◆ **EXERCISE**:
Answer with one figure only, the number of lines below in which "setTimeout" occurs.

Web page and app entries
+ + + +

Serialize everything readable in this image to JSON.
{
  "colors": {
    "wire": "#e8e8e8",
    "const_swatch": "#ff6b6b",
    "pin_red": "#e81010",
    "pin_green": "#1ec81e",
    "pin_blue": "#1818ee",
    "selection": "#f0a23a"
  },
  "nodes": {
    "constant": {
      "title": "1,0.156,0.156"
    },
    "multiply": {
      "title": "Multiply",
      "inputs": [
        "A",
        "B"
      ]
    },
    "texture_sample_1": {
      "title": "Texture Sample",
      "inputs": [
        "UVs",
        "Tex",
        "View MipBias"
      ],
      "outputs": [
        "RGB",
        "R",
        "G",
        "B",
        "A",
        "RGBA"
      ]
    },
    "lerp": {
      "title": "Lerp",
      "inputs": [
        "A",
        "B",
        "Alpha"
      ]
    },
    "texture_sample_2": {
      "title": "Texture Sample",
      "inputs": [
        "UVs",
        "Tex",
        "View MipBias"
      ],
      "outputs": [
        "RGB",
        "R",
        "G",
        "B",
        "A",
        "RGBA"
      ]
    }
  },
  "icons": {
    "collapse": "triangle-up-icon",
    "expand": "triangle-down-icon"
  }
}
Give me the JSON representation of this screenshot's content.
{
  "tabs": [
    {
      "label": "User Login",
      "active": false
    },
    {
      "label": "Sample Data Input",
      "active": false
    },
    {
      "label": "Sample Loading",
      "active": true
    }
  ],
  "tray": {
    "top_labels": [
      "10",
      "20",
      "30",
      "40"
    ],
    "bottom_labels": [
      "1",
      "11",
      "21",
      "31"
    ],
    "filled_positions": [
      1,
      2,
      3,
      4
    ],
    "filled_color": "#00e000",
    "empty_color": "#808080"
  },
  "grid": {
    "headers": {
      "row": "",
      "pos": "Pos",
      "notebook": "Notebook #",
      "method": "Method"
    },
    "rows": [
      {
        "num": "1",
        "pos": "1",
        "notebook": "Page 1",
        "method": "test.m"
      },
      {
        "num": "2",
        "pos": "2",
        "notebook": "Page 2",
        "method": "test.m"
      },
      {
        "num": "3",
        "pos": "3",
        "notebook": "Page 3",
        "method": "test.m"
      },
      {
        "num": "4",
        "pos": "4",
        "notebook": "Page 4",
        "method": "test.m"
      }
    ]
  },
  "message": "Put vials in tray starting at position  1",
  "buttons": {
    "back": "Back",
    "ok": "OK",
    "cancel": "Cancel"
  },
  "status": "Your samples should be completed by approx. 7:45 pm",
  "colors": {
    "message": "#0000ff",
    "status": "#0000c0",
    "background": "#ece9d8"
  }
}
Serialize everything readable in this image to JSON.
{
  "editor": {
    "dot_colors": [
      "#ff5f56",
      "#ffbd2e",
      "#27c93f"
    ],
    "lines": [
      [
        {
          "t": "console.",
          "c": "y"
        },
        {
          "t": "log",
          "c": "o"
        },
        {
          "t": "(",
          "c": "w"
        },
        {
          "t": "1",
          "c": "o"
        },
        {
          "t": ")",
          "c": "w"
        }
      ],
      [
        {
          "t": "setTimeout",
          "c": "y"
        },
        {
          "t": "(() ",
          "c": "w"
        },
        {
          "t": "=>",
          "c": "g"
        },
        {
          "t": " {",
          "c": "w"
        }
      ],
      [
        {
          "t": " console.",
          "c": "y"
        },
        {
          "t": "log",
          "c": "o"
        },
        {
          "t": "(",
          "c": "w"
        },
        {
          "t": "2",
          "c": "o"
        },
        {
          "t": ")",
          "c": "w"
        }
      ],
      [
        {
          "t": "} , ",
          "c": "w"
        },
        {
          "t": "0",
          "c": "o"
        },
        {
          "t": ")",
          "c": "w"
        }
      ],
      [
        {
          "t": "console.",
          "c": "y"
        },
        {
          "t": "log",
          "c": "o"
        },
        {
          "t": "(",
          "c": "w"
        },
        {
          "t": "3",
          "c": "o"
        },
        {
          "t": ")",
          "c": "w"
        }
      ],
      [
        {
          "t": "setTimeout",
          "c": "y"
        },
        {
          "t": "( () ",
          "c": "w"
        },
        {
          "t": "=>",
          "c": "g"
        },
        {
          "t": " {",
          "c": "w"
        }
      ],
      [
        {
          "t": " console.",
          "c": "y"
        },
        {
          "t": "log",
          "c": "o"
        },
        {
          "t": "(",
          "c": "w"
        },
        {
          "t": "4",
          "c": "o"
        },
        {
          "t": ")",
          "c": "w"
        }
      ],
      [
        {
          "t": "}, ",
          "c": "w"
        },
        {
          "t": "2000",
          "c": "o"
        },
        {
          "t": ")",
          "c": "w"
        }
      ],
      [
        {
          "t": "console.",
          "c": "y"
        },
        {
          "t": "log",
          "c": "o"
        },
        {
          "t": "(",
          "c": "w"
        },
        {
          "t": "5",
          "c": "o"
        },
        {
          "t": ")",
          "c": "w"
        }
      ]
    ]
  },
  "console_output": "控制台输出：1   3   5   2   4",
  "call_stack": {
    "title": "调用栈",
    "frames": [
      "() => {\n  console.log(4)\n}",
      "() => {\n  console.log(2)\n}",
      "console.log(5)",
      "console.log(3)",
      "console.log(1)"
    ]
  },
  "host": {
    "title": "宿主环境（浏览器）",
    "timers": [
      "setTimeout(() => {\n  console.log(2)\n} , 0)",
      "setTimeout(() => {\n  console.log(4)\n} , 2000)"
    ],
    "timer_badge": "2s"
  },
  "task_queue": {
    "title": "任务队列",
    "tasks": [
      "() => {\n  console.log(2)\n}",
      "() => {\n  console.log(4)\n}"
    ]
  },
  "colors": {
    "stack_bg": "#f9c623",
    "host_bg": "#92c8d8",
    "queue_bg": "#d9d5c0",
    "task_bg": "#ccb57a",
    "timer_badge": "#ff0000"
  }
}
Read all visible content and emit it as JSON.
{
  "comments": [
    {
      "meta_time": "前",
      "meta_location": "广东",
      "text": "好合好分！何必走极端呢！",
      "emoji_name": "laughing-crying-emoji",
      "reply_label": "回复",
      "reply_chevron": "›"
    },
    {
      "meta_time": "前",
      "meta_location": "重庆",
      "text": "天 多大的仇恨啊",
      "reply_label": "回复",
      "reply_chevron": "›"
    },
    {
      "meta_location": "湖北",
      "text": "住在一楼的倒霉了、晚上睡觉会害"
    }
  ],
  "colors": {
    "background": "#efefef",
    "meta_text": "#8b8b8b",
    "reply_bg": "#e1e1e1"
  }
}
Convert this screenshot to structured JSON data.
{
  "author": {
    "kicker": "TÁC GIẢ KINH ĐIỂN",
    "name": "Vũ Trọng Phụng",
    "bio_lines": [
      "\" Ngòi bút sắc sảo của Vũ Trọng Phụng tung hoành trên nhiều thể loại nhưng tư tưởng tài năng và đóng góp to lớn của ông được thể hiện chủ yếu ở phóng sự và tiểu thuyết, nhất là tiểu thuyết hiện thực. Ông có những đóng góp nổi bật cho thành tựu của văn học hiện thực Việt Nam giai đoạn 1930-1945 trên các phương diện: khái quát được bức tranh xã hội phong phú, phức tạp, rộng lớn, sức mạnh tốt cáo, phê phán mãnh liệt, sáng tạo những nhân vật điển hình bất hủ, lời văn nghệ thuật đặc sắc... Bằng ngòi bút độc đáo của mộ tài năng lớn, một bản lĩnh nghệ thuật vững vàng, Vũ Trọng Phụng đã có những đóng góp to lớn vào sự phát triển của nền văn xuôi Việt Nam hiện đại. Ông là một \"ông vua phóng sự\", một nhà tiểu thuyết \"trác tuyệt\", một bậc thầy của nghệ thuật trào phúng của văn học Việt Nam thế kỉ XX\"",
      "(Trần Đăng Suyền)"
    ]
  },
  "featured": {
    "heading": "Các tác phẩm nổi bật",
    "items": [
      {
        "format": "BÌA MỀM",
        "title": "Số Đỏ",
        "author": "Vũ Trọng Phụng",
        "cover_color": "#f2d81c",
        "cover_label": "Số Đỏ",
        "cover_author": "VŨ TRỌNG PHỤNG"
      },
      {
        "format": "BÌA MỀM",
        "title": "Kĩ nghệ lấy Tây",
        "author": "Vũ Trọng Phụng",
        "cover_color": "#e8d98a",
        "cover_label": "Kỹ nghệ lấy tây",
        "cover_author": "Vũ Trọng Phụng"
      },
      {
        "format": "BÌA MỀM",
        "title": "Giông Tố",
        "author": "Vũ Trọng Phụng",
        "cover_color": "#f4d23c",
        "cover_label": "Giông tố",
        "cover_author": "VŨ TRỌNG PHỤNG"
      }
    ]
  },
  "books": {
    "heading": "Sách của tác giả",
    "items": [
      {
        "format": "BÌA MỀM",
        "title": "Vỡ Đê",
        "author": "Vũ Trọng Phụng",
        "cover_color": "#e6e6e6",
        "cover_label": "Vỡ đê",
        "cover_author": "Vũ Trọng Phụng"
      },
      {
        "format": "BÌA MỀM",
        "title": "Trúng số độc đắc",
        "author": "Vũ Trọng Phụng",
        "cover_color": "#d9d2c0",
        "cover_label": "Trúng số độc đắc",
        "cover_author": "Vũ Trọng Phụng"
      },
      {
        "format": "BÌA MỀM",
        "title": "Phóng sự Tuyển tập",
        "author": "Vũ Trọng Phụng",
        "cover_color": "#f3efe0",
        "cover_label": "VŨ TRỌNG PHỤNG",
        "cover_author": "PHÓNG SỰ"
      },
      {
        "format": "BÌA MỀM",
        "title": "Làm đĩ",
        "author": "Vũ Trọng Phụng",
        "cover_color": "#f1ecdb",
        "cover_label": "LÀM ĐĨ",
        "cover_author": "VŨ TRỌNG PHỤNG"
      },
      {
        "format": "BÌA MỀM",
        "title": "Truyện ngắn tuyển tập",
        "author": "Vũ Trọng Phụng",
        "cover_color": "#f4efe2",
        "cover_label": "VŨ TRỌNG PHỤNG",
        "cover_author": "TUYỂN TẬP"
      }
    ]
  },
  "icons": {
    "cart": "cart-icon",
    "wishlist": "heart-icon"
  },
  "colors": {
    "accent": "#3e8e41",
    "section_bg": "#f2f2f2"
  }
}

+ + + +

◆ **ANSWER**:
4